PS – I still have my sartorial fantasies, but I’m no longer hoarding twenty-five caftans and maybe a turban or two in hopes that I’ll be channeling Talitha Getty on a Moroccan rooftop on my next vacation. Now, I only have four or five 🙂 Ta.

Also, thank you Linda V Wright for reminding on me on Instagram how much I do love my white shirts yesterday. And for inspiring me to possibly start monogramming them. Ha!

 

makeshift may 13, 2014

ImageHe walked in looking for the cigar bar that used to occupy the space where I sat just inside the door, right at the window, making my quilting stitches. He seemed confused. He asked Carrie, who manages lf8, where it had gone. She did her best to direct him toward the new locale for the stenchy establishment, and as he turned to walk out he took a quick look around the shop and at us and said, “so what is this now, woman’s work?”

Carrie and I both laughed and said yes, we supposed it was.

Woman’s work. Work for a woman.

Image 1

I don’t know about y’all, but I work pretty hard and spend very little time being pampered or sitting on my tuffet eating truffles. And the same goes for every woman I know. I’ve got a four-year-old son that has made me physically stronger than I’ve ever been before in my life, and I’m a singer/songwriter, so that means I’ve spent years throwing instruments around and have moved my share of amplifiers and cases, and have even loaded a van or two. I may not look like much but I’m no delicate flower. Yes, my hands are nimble. I can make nice, even stitches. But they can also wrap around the neck of a guitar, wield a hammer or wrench when they need to, be firm guides for my little guy, or solid sisters for my friends.

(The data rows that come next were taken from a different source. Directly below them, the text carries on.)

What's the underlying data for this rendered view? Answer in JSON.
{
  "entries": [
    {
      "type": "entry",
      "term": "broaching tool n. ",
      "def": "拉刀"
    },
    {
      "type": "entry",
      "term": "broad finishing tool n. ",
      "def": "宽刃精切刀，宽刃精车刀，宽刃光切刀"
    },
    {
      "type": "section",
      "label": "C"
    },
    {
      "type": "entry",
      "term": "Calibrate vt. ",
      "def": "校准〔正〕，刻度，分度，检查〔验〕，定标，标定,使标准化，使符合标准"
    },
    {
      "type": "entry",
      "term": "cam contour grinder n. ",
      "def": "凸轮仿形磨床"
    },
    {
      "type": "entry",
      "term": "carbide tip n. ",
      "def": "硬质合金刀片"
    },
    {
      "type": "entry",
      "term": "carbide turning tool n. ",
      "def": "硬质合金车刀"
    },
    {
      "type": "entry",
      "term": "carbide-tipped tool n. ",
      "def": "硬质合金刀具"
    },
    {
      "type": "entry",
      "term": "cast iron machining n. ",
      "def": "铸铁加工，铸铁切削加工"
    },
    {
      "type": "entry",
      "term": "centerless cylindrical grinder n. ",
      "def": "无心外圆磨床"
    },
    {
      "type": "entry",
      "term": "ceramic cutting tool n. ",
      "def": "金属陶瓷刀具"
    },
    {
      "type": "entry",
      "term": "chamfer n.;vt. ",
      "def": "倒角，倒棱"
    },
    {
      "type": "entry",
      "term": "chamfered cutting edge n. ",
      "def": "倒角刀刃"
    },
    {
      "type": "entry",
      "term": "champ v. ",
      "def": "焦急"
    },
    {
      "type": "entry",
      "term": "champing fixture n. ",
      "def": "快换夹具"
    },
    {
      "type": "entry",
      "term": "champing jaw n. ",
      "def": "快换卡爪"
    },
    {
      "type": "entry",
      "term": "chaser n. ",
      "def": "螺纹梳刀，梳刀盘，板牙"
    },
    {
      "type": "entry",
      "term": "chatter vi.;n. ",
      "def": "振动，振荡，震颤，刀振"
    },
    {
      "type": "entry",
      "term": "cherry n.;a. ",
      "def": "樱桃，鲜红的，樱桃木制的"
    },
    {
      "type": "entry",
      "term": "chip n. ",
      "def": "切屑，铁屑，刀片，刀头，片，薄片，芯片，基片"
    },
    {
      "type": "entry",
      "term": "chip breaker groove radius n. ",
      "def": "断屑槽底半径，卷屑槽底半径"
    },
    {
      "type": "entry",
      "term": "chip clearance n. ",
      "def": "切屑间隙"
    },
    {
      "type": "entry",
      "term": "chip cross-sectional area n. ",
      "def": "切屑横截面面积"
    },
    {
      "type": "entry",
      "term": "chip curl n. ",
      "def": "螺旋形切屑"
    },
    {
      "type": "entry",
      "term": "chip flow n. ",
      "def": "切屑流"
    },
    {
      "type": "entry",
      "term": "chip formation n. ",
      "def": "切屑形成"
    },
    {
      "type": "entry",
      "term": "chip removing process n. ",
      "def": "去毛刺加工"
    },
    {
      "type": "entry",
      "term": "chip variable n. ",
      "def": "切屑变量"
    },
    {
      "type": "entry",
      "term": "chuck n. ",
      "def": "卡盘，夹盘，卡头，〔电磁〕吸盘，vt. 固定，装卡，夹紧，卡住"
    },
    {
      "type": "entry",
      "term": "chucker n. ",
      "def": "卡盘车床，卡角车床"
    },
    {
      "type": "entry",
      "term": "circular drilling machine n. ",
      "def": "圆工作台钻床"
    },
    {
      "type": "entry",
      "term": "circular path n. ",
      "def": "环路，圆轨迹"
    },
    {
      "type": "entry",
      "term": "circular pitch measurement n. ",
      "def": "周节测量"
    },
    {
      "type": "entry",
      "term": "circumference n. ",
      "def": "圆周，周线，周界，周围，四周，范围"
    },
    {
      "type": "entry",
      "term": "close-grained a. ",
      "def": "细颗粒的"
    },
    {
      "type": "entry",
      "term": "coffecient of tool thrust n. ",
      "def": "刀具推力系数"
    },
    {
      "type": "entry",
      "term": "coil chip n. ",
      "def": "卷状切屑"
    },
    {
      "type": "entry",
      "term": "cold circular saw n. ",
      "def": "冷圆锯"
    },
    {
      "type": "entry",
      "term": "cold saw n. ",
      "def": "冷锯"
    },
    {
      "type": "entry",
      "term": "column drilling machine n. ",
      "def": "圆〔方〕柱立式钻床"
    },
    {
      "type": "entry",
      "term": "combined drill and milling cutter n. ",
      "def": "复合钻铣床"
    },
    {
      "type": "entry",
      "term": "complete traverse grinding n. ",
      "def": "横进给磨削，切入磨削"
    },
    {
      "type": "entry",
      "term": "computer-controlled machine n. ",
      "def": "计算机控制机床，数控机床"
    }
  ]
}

They do woman’s work all the time.

I suppose I could have been mistaken for someone not quite so dimensional, as I sat in the pretty blue chair that Lisa Fox, proprietress of lf8, put in the window for me to sit in while I worked the red stitches into the turquoise Alabama Chanin DIY coat kit. The cigar-hunting man didn’t know that I was finding rhythm in my labor of supposedly feminine art as I loved my thread and worked it in and out like I was taught to do by previous generations of women.  Women who did woman’s work.  He didn’t know that I was finding songs, poetry, and most importantly, quite possibly, a few non-gender specific thoughts there. But I was quiet as I sat and sewed. I was serene. I was being seen and not heard.

Woman’s work. Work for a woman. I could make the woman’s work list right now but I’m not going to. I’m just going to shake my head, smile, and know exactly what a woman’s work is as I remember that sometimes it’s just when you think you’re getting somewhere that someone comes up and wants to blow smoke.